Moving on from the world of backup, I'd like to thank the Chicken Team for producing Chicken Scheme. Felix and the community at #chicken on Freenode have particularly inspired me with their can-do attitudes to combining programming-language elegance and pragmatic engineering - two things many would think un-unitable enemies. Of course, they didn't do it all themselves - R5RS Scheme and the SRFIs provided a solid foundation to build on, and there's a cast of many more in the Chicken community, working on other bits of Chicken or just egging everyone on. And I can't not thank Henry Baker for writing the seminal paper on the technique Chicken uses to implement full tail-calling Scheme with cheap continuations on top of C; Henry already had my admiration for his work on combining elegance and pragmatism in linear logic. Why doesn't he return my calls? I even sent flowers.

A special thanks should go to Christian Kellermann for porting Ugarit to use Chicken 4 modules, too, which was otherwise a big bottleneck to development, as I was stuck on Chicken 3 for some time! And to Andy Bennett for many insightful conversations about future directions.

Thanks to the early adopters who brought me useful feedback, too!

And I'd like to thank my wife for putting up with me spending several evenings and weekends and holiday days working on this thing...

Version history

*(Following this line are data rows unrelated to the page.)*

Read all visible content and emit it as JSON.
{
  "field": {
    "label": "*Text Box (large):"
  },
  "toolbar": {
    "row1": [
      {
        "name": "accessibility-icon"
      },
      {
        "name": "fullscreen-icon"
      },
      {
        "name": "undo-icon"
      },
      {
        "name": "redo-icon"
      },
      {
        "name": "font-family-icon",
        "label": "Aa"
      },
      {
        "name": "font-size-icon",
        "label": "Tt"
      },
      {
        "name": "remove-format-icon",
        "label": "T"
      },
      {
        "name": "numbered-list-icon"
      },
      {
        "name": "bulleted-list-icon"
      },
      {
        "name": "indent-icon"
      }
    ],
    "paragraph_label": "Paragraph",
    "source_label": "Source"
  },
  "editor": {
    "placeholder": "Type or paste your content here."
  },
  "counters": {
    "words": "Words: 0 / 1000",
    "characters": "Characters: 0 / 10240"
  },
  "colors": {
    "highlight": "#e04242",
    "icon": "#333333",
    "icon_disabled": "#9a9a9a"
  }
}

BUGFIX: Logging of messages from storage backends wasn't happening correctly in the Ugarit core, leading to errors when the cache backend (which logs an info message at close time) was closed and the log message had nowhere to go.
BUGFIX: Made file cache check the file hashes it finds in the cache actually exist in the vault, to protect against the case where a crash of some kind has caused unflushed changes to be lost; the file cache may well have committed changes that the backend hasn't, leading to references to nonexistant blocks. Note that we assume that vaults are sequentially safe, eg if the final indirect block of a large file made it, all the partial blocks must have made it too.
BUGFIX: Added an explicit flush! command to the backend protocol, and put explicit flushes at critical points in higher layers (backend-cache, the vault abstraction in the Ugarit core, and when tagging a snapshot) so that we ensure the blocks we point at are flushed before committing references to them in the backend-cache or file caches, or into tags, to ensure crash safety.
BUGFIX: Made the splitlog backend never exceed the file size limit (except when passed blocks that, plus a header, are larger than it), rather than letting a partial block hang over the 'end'.
BUGFIX: Fixed tag locking, which was broken all over the place. Concurrent snapshots to the same tag should now block for one another, although why you'd want to *do* that is questionable.
BUGFIX: Fixed generation of non-keyed hashes, which was incorrectly appending the type to the hash without an outer hash. This breaks backwards compatability, but nobody was using the old algorithm, right? I'll introduce it as an option if required.
BUGFIX: splitlog backend now creates log files with "rw-------" rather than "rwx------" permissions; and all sqlite databases (splitlog metadata, cache file, and file-cache file) are created with "rw-------" rather then "rw-r--r--".
BUGFIX: file caching uses mtime *and* size now, rather than just mtime. Error handling so we skip objects that we cannot do something with, and proceed to try the rest of the operation.